As the figures suggest, debt collection practices vary greatly from area to area. Whilst it is positive to see that nearly four in 10 councils reduced their use of bailiffs, clearly much more needs to be done to support residents struggling to pay their council tax.

Improving debt collection

Alongside the research, we laid out six steps to help local authorities improve the way they collect the debts they are owed. These included: ensuring that residents in receipt of Council tax Support are exempt from bailiff action, that all councils have a formal vulnerability policy, and that they sign-up to the Citizens Advice and Local Government Association Council Tax Protocol. The protocol provides practical steps aimed at preventing people from getting into arrears in the first place.

And the good news is that many councils are working hard to improve. Over 50 councils have already signed up to the protocol, with a further 38 considering signing, and 97% already signpost residents to free debt advice.

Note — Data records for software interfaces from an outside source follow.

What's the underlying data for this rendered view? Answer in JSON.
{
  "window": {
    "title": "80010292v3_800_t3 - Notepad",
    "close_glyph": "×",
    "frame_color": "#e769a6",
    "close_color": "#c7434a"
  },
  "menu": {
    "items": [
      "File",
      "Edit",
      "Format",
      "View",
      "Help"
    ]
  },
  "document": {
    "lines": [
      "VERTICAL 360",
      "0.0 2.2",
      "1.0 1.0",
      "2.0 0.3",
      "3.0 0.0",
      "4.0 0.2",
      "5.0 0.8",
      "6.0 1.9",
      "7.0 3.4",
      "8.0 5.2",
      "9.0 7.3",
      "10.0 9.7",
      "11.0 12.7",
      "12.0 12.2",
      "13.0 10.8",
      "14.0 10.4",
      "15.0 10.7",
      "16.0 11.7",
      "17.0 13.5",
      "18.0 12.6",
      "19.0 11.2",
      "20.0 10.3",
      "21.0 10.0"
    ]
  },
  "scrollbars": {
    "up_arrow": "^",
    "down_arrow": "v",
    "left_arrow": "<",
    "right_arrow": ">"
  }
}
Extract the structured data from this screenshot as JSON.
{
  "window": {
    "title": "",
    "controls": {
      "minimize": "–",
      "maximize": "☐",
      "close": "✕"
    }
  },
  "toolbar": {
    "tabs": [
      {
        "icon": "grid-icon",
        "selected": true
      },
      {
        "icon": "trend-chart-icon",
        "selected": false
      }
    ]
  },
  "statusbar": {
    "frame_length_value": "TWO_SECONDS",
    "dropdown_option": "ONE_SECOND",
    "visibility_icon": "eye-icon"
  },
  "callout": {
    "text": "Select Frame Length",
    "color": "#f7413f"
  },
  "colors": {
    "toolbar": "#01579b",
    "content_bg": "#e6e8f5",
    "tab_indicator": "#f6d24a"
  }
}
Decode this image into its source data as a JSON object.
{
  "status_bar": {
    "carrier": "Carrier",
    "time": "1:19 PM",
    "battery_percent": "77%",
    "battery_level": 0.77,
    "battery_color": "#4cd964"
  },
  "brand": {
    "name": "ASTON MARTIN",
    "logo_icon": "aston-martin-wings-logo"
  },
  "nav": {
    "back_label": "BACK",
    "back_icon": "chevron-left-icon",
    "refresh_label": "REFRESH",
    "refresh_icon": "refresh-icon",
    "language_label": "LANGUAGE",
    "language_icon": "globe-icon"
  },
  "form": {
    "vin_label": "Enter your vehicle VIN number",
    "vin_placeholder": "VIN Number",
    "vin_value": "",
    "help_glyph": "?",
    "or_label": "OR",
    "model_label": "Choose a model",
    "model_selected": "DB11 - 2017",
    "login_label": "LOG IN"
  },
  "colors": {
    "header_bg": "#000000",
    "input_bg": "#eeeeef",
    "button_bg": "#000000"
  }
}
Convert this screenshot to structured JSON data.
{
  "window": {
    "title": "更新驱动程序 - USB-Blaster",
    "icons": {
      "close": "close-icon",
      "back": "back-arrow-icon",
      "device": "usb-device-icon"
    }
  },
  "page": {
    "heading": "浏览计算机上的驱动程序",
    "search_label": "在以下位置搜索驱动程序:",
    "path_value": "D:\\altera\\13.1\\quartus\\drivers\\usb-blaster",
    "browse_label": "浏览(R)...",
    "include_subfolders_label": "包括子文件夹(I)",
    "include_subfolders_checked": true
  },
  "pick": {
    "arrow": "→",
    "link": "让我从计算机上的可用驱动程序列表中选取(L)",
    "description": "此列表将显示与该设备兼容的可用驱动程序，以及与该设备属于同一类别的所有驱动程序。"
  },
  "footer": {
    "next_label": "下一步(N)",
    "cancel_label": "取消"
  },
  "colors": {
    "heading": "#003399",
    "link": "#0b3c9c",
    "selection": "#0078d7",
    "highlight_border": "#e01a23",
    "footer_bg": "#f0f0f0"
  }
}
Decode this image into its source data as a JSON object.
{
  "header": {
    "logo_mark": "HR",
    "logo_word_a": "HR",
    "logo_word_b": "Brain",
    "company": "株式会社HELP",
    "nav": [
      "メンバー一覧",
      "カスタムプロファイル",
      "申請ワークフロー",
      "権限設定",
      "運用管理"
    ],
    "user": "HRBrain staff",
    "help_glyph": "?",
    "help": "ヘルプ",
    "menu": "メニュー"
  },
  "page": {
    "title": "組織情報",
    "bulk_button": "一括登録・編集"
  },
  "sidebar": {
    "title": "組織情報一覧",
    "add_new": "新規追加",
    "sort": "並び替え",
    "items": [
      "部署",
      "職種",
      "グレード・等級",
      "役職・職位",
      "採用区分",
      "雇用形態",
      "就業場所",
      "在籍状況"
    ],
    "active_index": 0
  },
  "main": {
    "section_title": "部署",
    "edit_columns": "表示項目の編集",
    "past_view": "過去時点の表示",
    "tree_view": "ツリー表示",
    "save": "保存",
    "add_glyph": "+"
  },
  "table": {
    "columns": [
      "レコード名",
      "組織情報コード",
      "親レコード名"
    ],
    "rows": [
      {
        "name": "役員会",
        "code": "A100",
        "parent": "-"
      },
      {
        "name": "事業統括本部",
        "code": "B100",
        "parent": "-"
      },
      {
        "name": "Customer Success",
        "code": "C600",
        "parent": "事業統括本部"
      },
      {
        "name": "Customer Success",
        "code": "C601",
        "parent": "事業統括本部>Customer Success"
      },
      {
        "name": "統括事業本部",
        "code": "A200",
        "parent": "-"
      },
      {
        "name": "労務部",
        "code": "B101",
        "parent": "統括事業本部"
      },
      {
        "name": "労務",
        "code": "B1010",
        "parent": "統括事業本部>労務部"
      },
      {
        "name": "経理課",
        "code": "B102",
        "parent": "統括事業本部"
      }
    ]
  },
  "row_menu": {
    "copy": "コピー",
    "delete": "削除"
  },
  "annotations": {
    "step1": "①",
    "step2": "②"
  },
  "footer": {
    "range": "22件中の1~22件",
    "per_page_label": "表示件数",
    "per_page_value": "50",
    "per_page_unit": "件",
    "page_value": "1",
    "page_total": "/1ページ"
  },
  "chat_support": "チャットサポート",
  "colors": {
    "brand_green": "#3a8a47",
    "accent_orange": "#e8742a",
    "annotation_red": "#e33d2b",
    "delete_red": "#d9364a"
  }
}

After sending tailored recommendations to around 300 council leaders regarding their authority’s figures, we have already received more than 70 responses so far, with more expected.

We hope that the findings presented in this new report will aid local councils as they seek to improve their debt collection practices, support the advice sector as we seek to bring about the changes that people in financial difficulty need, and ensure that bailiff action is one less cause of worry and stress for people in financial difficulty.